[Start of Attachment]
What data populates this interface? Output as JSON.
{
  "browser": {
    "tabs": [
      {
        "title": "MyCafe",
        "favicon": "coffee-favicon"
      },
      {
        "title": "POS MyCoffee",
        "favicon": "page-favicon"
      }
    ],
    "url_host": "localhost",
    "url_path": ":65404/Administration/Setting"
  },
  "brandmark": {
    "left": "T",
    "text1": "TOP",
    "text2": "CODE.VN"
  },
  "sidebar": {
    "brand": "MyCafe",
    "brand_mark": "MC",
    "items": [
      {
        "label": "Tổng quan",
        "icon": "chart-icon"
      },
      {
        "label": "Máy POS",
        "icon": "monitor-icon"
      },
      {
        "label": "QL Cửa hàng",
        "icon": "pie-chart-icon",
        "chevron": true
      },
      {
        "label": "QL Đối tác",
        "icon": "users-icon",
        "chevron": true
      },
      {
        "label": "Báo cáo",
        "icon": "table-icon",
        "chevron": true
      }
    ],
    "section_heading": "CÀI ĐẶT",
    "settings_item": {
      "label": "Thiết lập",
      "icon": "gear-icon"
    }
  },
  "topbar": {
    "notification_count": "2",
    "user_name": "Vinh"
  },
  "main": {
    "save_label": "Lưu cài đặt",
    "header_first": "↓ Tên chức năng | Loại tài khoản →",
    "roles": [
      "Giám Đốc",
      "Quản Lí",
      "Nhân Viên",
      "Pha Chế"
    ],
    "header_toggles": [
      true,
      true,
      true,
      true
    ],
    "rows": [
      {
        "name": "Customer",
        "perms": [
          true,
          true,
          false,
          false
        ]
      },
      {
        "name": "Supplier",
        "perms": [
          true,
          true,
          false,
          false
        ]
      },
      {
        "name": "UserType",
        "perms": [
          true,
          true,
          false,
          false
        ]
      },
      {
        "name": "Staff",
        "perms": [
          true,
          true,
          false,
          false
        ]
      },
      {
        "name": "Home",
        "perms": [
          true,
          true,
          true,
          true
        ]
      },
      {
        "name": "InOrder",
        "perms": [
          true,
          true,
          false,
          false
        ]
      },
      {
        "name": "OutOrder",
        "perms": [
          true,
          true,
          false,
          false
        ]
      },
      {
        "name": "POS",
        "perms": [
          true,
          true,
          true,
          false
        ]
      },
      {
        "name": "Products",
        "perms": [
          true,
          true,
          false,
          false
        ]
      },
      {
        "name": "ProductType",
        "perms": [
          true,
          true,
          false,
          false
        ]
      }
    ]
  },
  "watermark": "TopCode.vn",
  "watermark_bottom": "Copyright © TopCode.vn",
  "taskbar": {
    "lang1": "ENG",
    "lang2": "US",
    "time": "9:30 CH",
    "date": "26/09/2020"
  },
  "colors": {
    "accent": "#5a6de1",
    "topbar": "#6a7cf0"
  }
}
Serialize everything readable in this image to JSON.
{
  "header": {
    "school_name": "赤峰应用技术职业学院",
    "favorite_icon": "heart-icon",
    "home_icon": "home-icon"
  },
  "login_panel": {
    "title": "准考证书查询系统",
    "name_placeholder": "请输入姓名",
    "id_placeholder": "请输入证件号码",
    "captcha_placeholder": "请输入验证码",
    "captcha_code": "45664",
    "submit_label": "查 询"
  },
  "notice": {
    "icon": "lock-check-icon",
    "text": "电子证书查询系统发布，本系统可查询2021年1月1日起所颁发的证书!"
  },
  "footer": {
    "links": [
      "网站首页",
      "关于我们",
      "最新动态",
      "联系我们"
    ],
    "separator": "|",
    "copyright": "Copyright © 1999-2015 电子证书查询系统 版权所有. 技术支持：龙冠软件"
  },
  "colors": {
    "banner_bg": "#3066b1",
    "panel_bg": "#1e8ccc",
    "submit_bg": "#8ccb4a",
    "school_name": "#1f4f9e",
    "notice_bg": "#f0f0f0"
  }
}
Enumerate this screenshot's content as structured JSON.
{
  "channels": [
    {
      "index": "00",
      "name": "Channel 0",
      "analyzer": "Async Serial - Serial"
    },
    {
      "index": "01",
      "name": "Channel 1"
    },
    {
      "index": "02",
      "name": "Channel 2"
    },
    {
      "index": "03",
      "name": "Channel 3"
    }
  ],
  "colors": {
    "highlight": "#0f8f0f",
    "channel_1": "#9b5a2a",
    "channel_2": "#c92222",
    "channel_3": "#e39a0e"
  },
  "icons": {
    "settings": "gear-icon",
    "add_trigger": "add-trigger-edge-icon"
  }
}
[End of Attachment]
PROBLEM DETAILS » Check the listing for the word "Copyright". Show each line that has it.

WRITTEN ANSWER »
  "watermark_bottom": "Copyright © TopCode.vn",
    "copyright": "Copyright © 1999-2015 电子证书查询系统 版权所有. 技术支持：龙冠软件"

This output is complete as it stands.